Six Drills I Used To Improve My Ankle Mobility

Six Drills I Used To Improve My Ankle Mobility

I’ve had poor dorsiflexion in my ankles for a long time. My left side was especially bad due to a tibia break I experienced at 11 years old. I’ve seen it improve slowly over the last few years but was still lacking the end range required to do a decent pistol squat and sprint without Achilles aggravation.

Once I began prioritizing the daily mobility work I knew that I needed I saw a world of difference (sometimes coaches can’t follow their own advice). I’ve been practicing the following drills daily along with getting some manual work through my lower leg and I feel like my ankles are brand new again. 

1 + 2). Foam Roll Lower Leg + Active Dorsiflexion with Foam Roll: Prior to active mobility work it feels good to use the roller on my gastroc aponeurosis, soleus and posterior tibialis. Although this won’t change the physical structure of the tissue it will improve resting neural tone, proprioception and local tissue hydration. I like to start by slowly rolling through the tissue followed by actively working through dorsiflexion and plantar flexion with the roller under the aponeurosis.

3). Dorsiflexion PAILS/RAILS: Developed by @drandreospina this drill has undoubtedly been the most beneficial for my ankle mobility. Position yourself over a box and use your hands and body weight to pull yourself into dorsiflexion. Once at end range focus on actively plantar-flexing into the box for at least a minute, next sink further into end range and focus on aggressively contracting into dorsiflexion using your anterior tibialis. I typically repeat this for 3-4 rounds. This should be uncomfortable if you’re doing it right and your anterior tib will be sore the next day but trust me it’s all worth it. 😉

4). Dorsiflexion/Plantarflexion CARS: After isometrically developing new range of motion it’s important to work on some isolated control in that new range. Also from @drandreospina‘s FRC certification, Controlled Articular Rotations are one of my favorite drills. While going through this drill I try to imagine that the air is thicker and I have to actively push through it slowly in and out of dorsi/plantar flexion. I typically do about 20 repetitions.

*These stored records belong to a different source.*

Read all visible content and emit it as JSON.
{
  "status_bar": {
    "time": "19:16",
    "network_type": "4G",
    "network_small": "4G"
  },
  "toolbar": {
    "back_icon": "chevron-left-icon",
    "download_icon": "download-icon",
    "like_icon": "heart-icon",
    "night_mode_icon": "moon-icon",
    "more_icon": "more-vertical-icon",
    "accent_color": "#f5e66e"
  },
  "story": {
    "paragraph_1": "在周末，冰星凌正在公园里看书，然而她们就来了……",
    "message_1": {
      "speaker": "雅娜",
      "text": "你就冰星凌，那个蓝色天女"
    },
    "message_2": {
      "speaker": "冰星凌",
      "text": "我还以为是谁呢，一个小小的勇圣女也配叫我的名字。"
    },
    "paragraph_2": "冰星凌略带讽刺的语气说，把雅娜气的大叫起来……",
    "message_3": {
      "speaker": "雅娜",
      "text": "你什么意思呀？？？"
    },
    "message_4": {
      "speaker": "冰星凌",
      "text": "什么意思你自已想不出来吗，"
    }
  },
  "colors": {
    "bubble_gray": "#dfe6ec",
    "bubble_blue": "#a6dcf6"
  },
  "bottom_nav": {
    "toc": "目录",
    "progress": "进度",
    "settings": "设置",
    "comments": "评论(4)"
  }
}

5). Goblet Squat with Active Dorsiflexion: After CARS I’ve found that its useful to start integrating dorsiflexion into loaded exercises that demand more stability. I especially enjoy getting into the bottom of a goblet squat and alternating in and out of each ankle with isometric contractions of the anterior tibialis. I really try to focus on maintaining a good foot position throughout the drill not letting the toes rotate outwards or the arch collapse inward. I like to accumulate a few minutes in the bottom of this squat position.

6). Narrow Foot Squat: In hopes of improving my pistol squat on the left side I’ve been working on narrow foot squatting with my feet positioned close together. The narrow stance places a much greater demand for dorsiflexion than a normal squat. I focus on actively pulling myself into the squat at the ankle and hanging out at the bottom for a few seconds on each repetition. In this drill I’m solely focusing on driving dorsiflexion through the ankle and am not worried about torso alignment. I typically do 10-20 repetitions.